- Opening Delimiter -

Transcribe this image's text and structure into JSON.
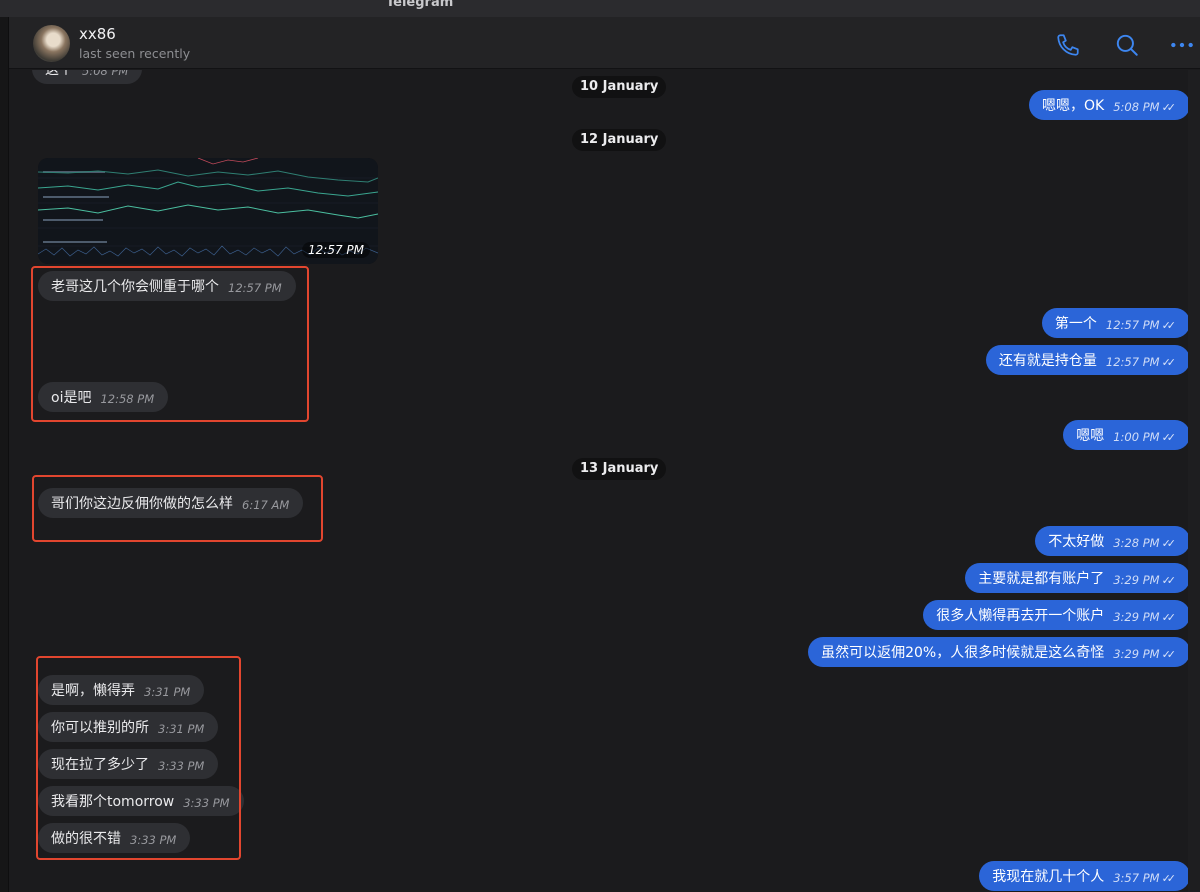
{
  "window": {
    "title": "Telegram"
  },
  "header": {
    "contact_name": "xx86",
    "contact_status": "last seen recently",
    "icons": [
      "phone-icon",
      "search-icon",
      "more-icon"
    ]
  },
  "chat": {
    "dates": [
      "10 January",
      "12 January",
      "13 January"
    ],
    "image_message": {
      "time": "12:57 PM",
      "content": "chart-thumbnail"
    },
    "top_clipped": {
      "text": "这个",
      "time": "5:08 PM"
    },
    "incoming": [
      {
        "text": "老哥这几个你会侧重于哪个",
        "time": "12:57 PM"
      },
      {
        "text": "oi是吧",
        "time": "12:58 PM"
      },
      {
        "text": "哥们你这边反佣你做的怎么样",
        "time": "6:17 AM"
      },
      {
        "text": "是啊，懒得弄",
        "time": "3:31 PM"
      },
      {
        "text": "你可以推别的所",
        "time": "3:31 PM"
      },
      {
        "text": "现在拉了多少了",
        "time": "3:33 PM"
      },
      {
        "text": "我看那个tomorrow",
        "time": "3:33 PM"
      },
      {
        "text": "做的很不错",
        "time": "3:33 PM"
      }
    ],
    "outgoing": [
      {
        "text": "嗯嗯，OK",
        "time": "5:08 PM"
      },
      {
        "text": "第一个",
        "time": "12:57 PM"
      },
      {
        "text": "还有就是持仓量",
        "time": "12:57 PM"
      },
      {
        "text": "嗯嗯",
        "time": "1:00 PM"
      },
      {
        "text": "不太好做",
        "time": "3:28 PM"
      },
      {
        "text": "主要就是都有账户了",
        "time": "3:29 PM"
      },
      {
        "text": "很多人懒得再去开一个账户",
        "time": "3:29 PM"
      },
      {
        "text": "虽然可以返佣20%，人很多时候就是这么奇怪",
        "time": "3:29 PM"
      },
      {
        "text": "我现在就几十个人",
        "time": "3:57 PM"
      }
    ],
    "read_check": "✓✓"
  },
  "colors": {
    "background": "#1b1b1d",
    "outgoing_bubble": "#2b65d8",
    "incoming_bubble": "#2e2f33",
    "accent_icon": "#3d86f0",
    "highlight_box": "#e2462f"
  }
}
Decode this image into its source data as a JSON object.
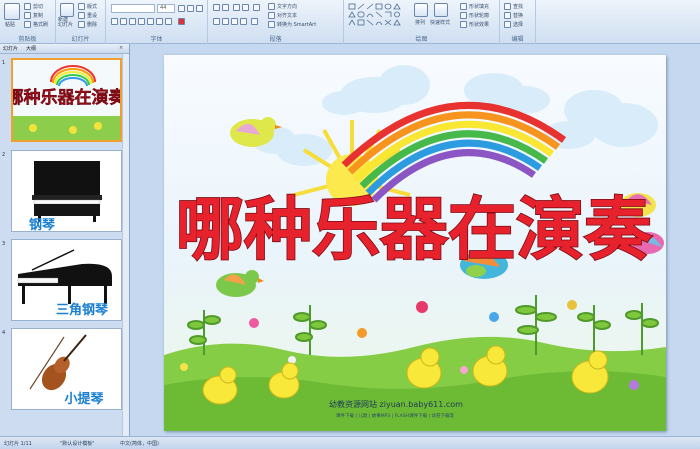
{
  "ribbon": {
    "groups": [
      {
        "label": "剪贴板"
      },
      {
        "label": "幻灯片"
      },
      {
        "label": "字体"
      },
      {
        "label": "段落"
      },
      {
        "label": "绘图"
      },
      {
        "label": "编辑"
      }
    ],
    "clipboard": {
      "paste": "粘贴",
      "cut": "剪切",
      "copy": "复制",
      "format_painter": "格式刷"
    },
    "slides": {
      "new_slide": "新建\n幻灯片",
      "layout": "版式",
      "reset": "重设",
      "delete": "删除"
    },
    "font": {
      "font_size": "44"
    },
    "paragraph": {
      "text_direction": "文字方向",
      "align_text": "对齐文本",
      "smartart": "转换为 SmartArt"
    },
    "drawing": {
      "arrange": "排列",
      "quick_styles": "快速样式",
      "shape_fill": "形状填充",
      "shape_outline": "形状轮廓",
      "shape_effects": "形状效果"
    },
    "editing": {
      "find": "查找",
      "replace": "替换",
      "select": "选择"
    }
  },
  "pane": {
    "tab_slides": "幻灯片",
    "tab_outline": "大纲",
    "thumbnails": [
      {
        "num": "1",
        "caption": "哪种乐器在演奏",
        "selected": true
      },
      {
        "num": "2",
        "caption": "钢琴"
      },
      {
        "num": "3",
        "caption": "三角钢琴"
      },
      {
        "num": "4",
        "caption": "小提琴"
      }
    ]
  },
  "slide": {
    "title": "哪种乐器在演奏",
    "footer_site": "幼教资源网站 ziyuan.baby611.com",
    "footer_links": "课件下载 | 儿歌 | 故事MP3 | FLASH课件下载 | 试卷下载等"
  },
  "status": {
    "slide_count": "幻灯片 1/11",
    "theme": "\"默认设计模板\"",
    "language": "中文(简体，中国)"
  },
  "colors": {
    "title_fill": "#e8222c",
    "title_outline": "#7a0a14",
    "grass": "#7cc23e",
    "ribbon_bg": "#dbe7f5"
  }
}
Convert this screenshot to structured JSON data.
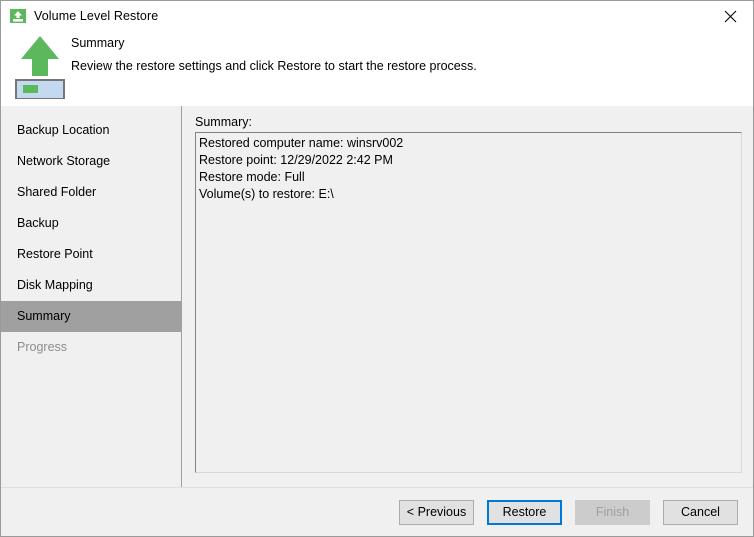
{
  "window": {
    "title": "Volume Level Restore",
    "title_icon": "volume-restore-icon",
    "close_label": "✕"
  },
  "header": {
    "icon": "green-up-arrow-volume-icon",
    "title": "Summary",
    "subtitle": "Review the restore settings and click Restore to start the restore process."
  },
  "sidebar": {
    "items": [
      {
        "label": "Backup Location",
        "state": "normal"
      },
      {
        "label": "Network Storage",
        "state": "normal"
      },
      {
        "label": "Shared Folder",
        "state": "normal"
      },
      {
        "label": "Backup",
        "state": "normal"
      },
      {
        "label": "Restore Point",
        "state": "normal"
      },
      {
        "label": "Disk Mapping",
        "state": "normal"
      },
      {
        "label": "Summary",
        "state": "active"
      },
      {
        "label": "Progress",
        "state": "disabled"
      }
    ]
  },
  "content": {
    "summary_label": "Summary:",
    "summary_lines": [
      "Restored computer name: winsrv002",
      "Restore point: 12/29/2022 2:42 PM",
      "Restore mode: Full",
      "Volume(s) to restore: E:\\"
    ]
  },
  "footer": {
    "buttons": [
      {
        "label": "< Previous",
        "state": "normal"
      },
      {
        "label": "Restore",
        "state": "focused"
      },
      {
        "label": "Finish",
        "state": "disabled"
      },
      {
        "label": "Cancel",
        "state": "normal"
      }
    ]
  },
  "colors": {
    "accent_green": "#5cb85c",
    "focus_blue": "#0078d7",
    "selection_gray": "#a0a0a0",
    "disk_blue": "#c3d9ef",
    "body_gray": "#f0f0f0"
  }
}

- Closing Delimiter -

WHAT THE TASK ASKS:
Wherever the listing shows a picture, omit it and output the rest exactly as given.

SOLUTION:
Transcribe this image's text and structure into JSON.
{
  "window": {
    "title": "Telegram"
  },
  "header": {
    "contact_name": "xx86",
    "contact_status": "last seen recently",
    "icons": [
      "phone-icon",
      "search-icon",
      "more-icon"
    ]
  },
  "chat": {
    "dates": [
      "10 January",
      "12 January",
      "13 January"
    ],
    "image_message": {
      "time": "12:57 PM",
      "content": "chart-thumbnail"
    },
    "top_clipped": {
      "text": "这个",
      "time": "5:08 PM"
    },
    "incoming": [
      {
        "text": "老哥这几个你会侧重于哪个",
        "time": "12:57 PM"
      },
      {
        "text": "oi是吧",
        "time": "12:58 PM"
      },
      {
        "text": "哥们你这边反佣你做的怎么样",
        "time": "6:17 AM"
      },
      {
        "text": "是啊，懒得弄",
        "time": "3:31 PM"
      },
      {
        "text": "你可以推别的所",
        "time": "3:31 PM"
      },
      {
        "text": "现在拉了多少了",
        "time": "3:33 PM"
      },
      {
        "text": "我看那个tomorrow",
        "time": "3:33 PM"
      },
      {
        "text": "做的很不错",
        "time": "3:33 PM"
      }
    ],
    "outgoing": [
      {
        "text": "嗯嗯，OK",
        "time": "5:08 PM"
      },
      {
        "text": "第一个",
        "time": "12:57 PM"
      },
      {
        "text": "还有就是持仓量",
        "time": "12:57 PM"
      },
      {
        "text": "嗯嗯",
        "time": "1:00 PM"
      },
      {
        "text": "不太好做",
        "time": "3:28 PM"
      },
      {
        "text": "主要就是都有账户了",
        "time": "3:29 PM"
      },
      {
        "text": "很多人懒得再去开一个账户",
        "time": "3:29 PM"
      },
      {
        "text": "虽然可以返佣20%，人很多时候就是这么奇怪",
        "time": "3:29 PM"
      },
      {
        "text": "我现在就几十个人",
        "time": "3:57 PM"
      }
    ],
    "read_check": "✓✓"
  },
  "colors": {
    "background": "#1b1b1d",
    "outgoing_bubble": "#2b65d8",
    "incoming_bubble": "#2e2f33",
    "accent_icon": "#3d86f0",
    "highlight_box": "#e2462f"
  }
}
Decode this image into its source data as a JSON object.
{
  "ribbon": {
    "groups": [
      {
        "label": "剪贴板"
      },
      {
        "label": "幻灯片"
      },
      {
        "label": "字体"
      },
      {
        "label": "段落"
      },
      {
        "label": "绘图"
      },
      {
        "label": "编辑"
      }
    ],
    "clipboard": {
      "paste": "粘贴",
      "cut": "剪切",
      "copy": "复制",
      "format_painter": "格式刷"
    },
    "slides": {
      "new_slide": "新建\n幻灯片",
      "layout": "版式",
      "reset": "重设",
      "delete": "删除"
    },
    "font": {
      "font_size": "44"
    },
    "paragraph": {
      "text_direction": "文字方向",
      "align_text": "对齐文本",
      "smartart": "转换为 SmartArt"
    },
    "drawing": {
      "arrange": "排列",
      "quick_styles": "快速样式",
      "shape_fill": "形状填充",
      "shape_outline": "形状轮廓",
      "shape_effects": "形状效果"
    },
    "editing": {
      "find": "查找",
      "replace": "替换",
      "select": "选择"
    }
  },
  "pane": {
    "tab_slides": "幻灯片",
    "tab_outline": "大纲",
    "thumbnails": [
      {
        "num": "1",
        "caption": "哪种乐器在演奏",
        "selected": true
      },
      {
        "num": "2",
        "caption": "钢琴"
      },
      {
        "num": "3",
        "caption": "三角钢琴"
      },
      {
        "num": "4",
        "caption": "小提琴"
      }
    ]
  },
  "slide": {
    "title": "哪种乐器在演奏",
    "footer_site": "幼教资源网站 ziyuan.baby611.com",
    "footer_links": "课件下载 | 儿歌 | 故事MP3 | FLASH课件下载 | 试卷下载等"
  },
  "status": {
    "slide_count": "幻灯片 1/11",
    "theme": "\"默认设计模板\"",
    "language": "中文(简体，中国)"
  },
  "colors": {
    "title_fill": "#e8222c",
    "title_outline": "#7a0a14",
    "grass": "#7cc23e",
    "ribbon_bg": "#dbe7f5"
  }
}
Convert this screenshot to structured JSON data.
{
  "window": {
    "title": "Volume Level Restore",
    "title_icon": "volume-restore-icon",
    "close_label": "✕"
  },
  "header": {
    "icon": "green-up-arrow-volume-icon",
    "title": "Summary",
    "subtitle": "Review the restore settings and click Restore to start the restore process."
  },
  "sidebar": {
    "items": [
      {
        "label": "Backup Location",
        "state": "normal"
      },
      {
        "label": "Network Storage",
        "state": "normal"
      },
      {
        "label": "Shared Folder",
        "state": "normal"
      },
      {
        "label": "Backup",
        "state": "normal"
      },
      {
        "label": "Restore Point",
        "state": "normal"
      },
      {
        "label": "Disk Mapping",
        "state": "normal"
      },
      {
        "label": "Summary",
        "state": "active"
      },
      {
        "label": "Progress",
        "state": "disabled"
      }
    ]
  },
  "content": {
    "summary_label": "Summary:",
    "summary_lines": [
      "Restored computer name: winsrv002",
      "Restore point: 12/29/2022 2:42 PM",
      "Restore mode: Full",
      "Volume(s) to restore: E:\\"
    ]
  },
  "footer": {
    "buttons": [
      {
        "label": "< Previous",
        "state": "normal"
      },
      {
        "label": "Restore",
        "state": "focused"
      },
      {
        "label": "Finish",
        "state": "disabled"
      },
      {
        "label": "Cancel",
        "state": "normal"
      }
    ]
  },
  "colors": {
    "accent_green": "#5cb85c",
    "focus_blue": "#0078d7",
    "selection_gray": "#a0a0a0",
    "disk_blue": "#c3d9ef",
    "body_gray": "#f0f0f0"
  }
}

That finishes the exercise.